With a unique style, a memorable moniker, and a self-titled platform, creative entrepreneur Nathan Spurlin, uses his opinions on rap music to teach, inform and impact his listeners. Spurlin, a WERW radio host, the creator of a unique blogging platform, OLDMLK.com, a music columnist for the Daily Orange, and a junior Communications and Rhetorical Studies major, has followed his instincts to become the person he is today.
“I like to be spontaneous and I like to act on instinct,” he said, “the key is knowing when you should act on instinct and when you should really think through a problem.”
Born in Chicago and raised in Brooklyn, Spurlin, remembers his early experiences as crucial steps on his journey. He attended a small high school called Bedford Academy, with a graduating class of just under 100 students. During those years, his favorite pass-time was debating. Whether it was professional sports or music, he enjoyed challenging conventions with his witty retorts and broad knowledge base. Finding his first love in debate, he began to develop his love of hip-hop during his freshman year of college.
He remembers a defining moment coming in his male empowerment class. As he tells it, “my teacher liked to play Lupe Fiasco a lot. One day, he played the video ‘B*tch Bad’ by Lupe Fiasco, and basically broke it down for us- how do black women view black men and vice versa. After hearing the song and its message, I realized the power of hip-hop, and started listening to the music more.”
During his freshman year at Syracuse University, a concert headlined by Lil Uzi Vert, Lil Yachty and Dave East, crystalized Nathan’s passion for rap music. From this point, he decided to pursue a career in hip-hop commentary. Immersing himself in more music, instead of just playing the hot and new songs, he began listening to complete projects, start-to-finish. This new approach to music translated into a role at SU’s WERW radio station. It also led to his music reviews.

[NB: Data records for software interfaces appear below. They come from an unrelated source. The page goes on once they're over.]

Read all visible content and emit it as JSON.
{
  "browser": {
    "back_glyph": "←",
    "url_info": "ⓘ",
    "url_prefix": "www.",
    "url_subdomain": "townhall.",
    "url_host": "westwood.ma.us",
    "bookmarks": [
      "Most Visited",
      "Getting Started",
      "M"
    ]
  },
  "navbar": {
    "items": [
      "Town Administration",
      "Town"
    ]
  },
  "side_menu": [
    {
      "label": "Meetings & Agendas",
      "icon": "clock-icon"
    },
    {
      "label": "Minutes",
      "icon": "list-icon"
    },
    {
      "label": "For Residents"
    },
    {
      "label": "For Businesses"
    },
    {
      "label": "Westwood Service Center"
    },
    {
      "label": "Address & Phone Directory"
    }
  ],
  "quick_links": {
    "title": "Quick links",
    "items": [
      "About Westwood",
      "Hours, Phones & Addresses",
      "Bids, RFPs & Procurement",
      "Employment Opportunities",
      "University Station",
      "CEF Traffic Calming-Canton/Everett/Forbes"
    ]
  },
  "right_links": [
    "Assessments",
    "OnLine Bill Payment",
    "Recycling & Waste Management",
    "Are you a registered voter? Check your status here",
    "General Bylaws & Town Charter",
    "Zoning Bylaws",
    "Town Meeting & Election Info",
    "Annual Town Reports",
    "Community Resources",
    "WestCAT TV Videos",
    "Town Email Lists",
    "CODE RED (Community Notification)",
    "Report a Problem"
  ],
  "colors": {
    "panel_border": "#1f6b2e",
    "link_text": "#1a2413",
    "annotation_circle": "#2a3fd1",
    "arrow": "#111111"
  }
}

“I would go through an album, track by track, and screenshot it. After that, I would grade it based on fire emoji’s and put it up on Snapchat. At the time, I was just doing it for fun- I can tell who’s trash or not and I can put people on to fire music,” he said.
After a few months, these short Snapchat reviews evolved into concise, one or two sentence reviews. He gave the album Without Warning an 8.5 out of 10 saying, “There is not one trash song on this whole tape.” After he got a handle on this format, Nathan continued to evolve, stating, “Drake’s album, Scorpion, was the first album where I started explaining more, why I do or do not like the song, things just kind of took off from there.”
Presupposed by a successful blog called, “Oldmlktheblog”, the official platform, OLDMLK.com released on October 5, 2018. Coming out the gates with a boom, with poetry and a radio show and three album reviews, the release of his official website was a landmark occasion. He had created a platform, “powered by The Ear, The Eye and The Mind,” where he could express his thoughts and grow as a creative.
With consistent work, the content of the website has continuously improved. However, the process did not come without its fair share of struggles.
“When I first started doing my blogs, I would put it out and text all of my friends. But compared to the people I thought we’re my friends who I sent it to, I wouldn’t get those views back,” said Spurlin. Initially, this made him defensive, “I would start pressing them like, “did you read my work.’” From experiences like this, he learned the value of truly engaging an audience, saying simply, “you have to find a way to make people care”.
He has continued to work hard toward his goals, finding ways to make people care. The blog produces content at a rapid place, releasing playlists, album reviews, poetry and a weekly podcast on a regular basis. He recently began his fourth semester on WERW’s show “It’s All Opinion,” while becoming a new columnist for the #1 ranked student newspaper, the Daily Orange.
Trusting his instincts, and a mantra of “patiently dreaming consistently,” Spurlin’s platform OLDMLK, along with his persona have grown tremendously. On what he has learned in the last year, he says, “You need to be consistent. You need to have patience, not everything is come to you at once. And you need to know that it’s okay to dream. Maybe you might be the next game changer, but that doesn’t happen unless you dream.”
Nathan Spurlin wishes his work to engage and inform. He plans to continue developing, with ambitions to become “one of the most known hip-hop opinions ever.”
Story by Jalen Nash, Blackstone LaunchPad Global Media Fellow